  3. Spread the nuts in a single layer on the baking sheet. Bake until they’re deep golden brown about 25 – 30 minutes, stirring often.
  4. Remove the sheet from the oven and place it on a wire rack to cool. Break up any nutty clumps. (The nuts can be made a week in advance, stored in an airtight container.)

The French Laundry’s Staff Dressing

Makes: 2 cups

We have been on a salad tear the last six months.

Neil Perry’s classic palm sugar dressing with leaves and herbs is just amazing.

My mother said that this Giana De Laurentiis’ salad of leaves tossed with caramelised pancetta and fennel was the best salad she had ever had.

Though in what is certainly seeming like a never-ending crescendo, the podium needs to be cleared again.

Because this dressing is superb.

Nothing less than one would expect from Thomas Keller.

The basic ingredients don’t vary from a traditional vinaigrette, though the use of the blender and the addition of the egg yolks completely transforms what would have been a vinaigrette, into the most wonderful cream.

Just add leaves and some fragrant herbs: dill, basil, coriander, chervil, tarragon, whatever you have in the fridge.

Get excited. It’s superb.

Ingredients

1 tbsp chopped garlic
1 1/2 tsp chopped shallots
2 tbsp plus 1 tsp Dijon mustard
1/4 c balsamic vinegar
1 large egg yolk
2 c canola oil
Salt and freshly ground black pepper

Method

  1. Place the garlic, shallots, mustard and vinegar in a blender and blend until well combined.
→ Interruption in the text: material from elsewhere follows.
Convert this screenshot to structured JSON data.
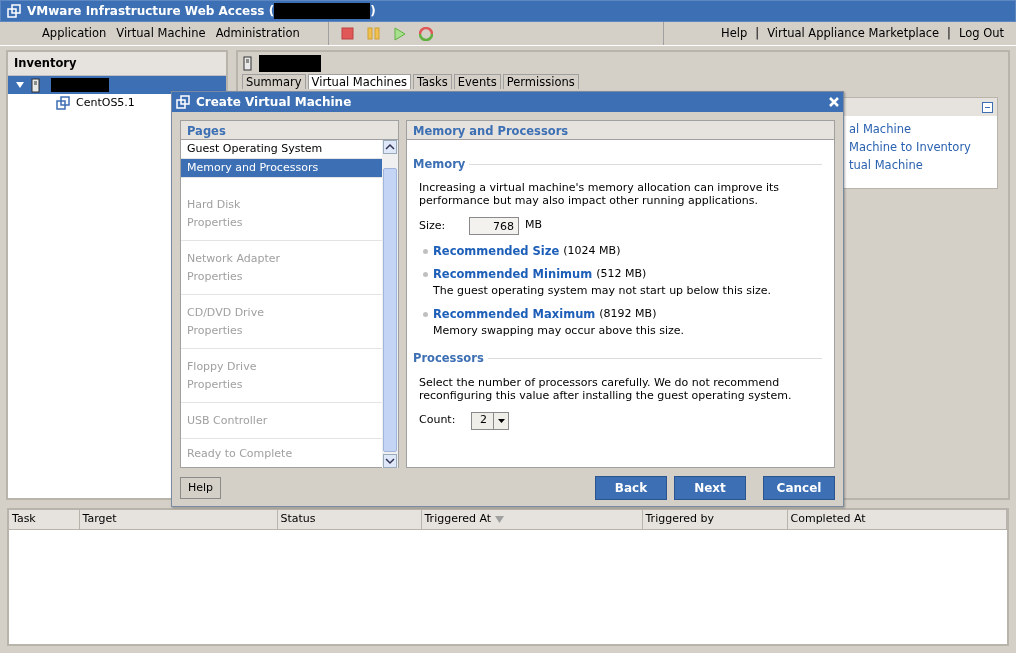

Add the egg yolk and blend again.
  2. With the machine running, slowly drizzle in the oil until the dressing is thick and emulsified. Season to taste with salt and pepper. (Can be refrigerated in a covered container for 1 week.)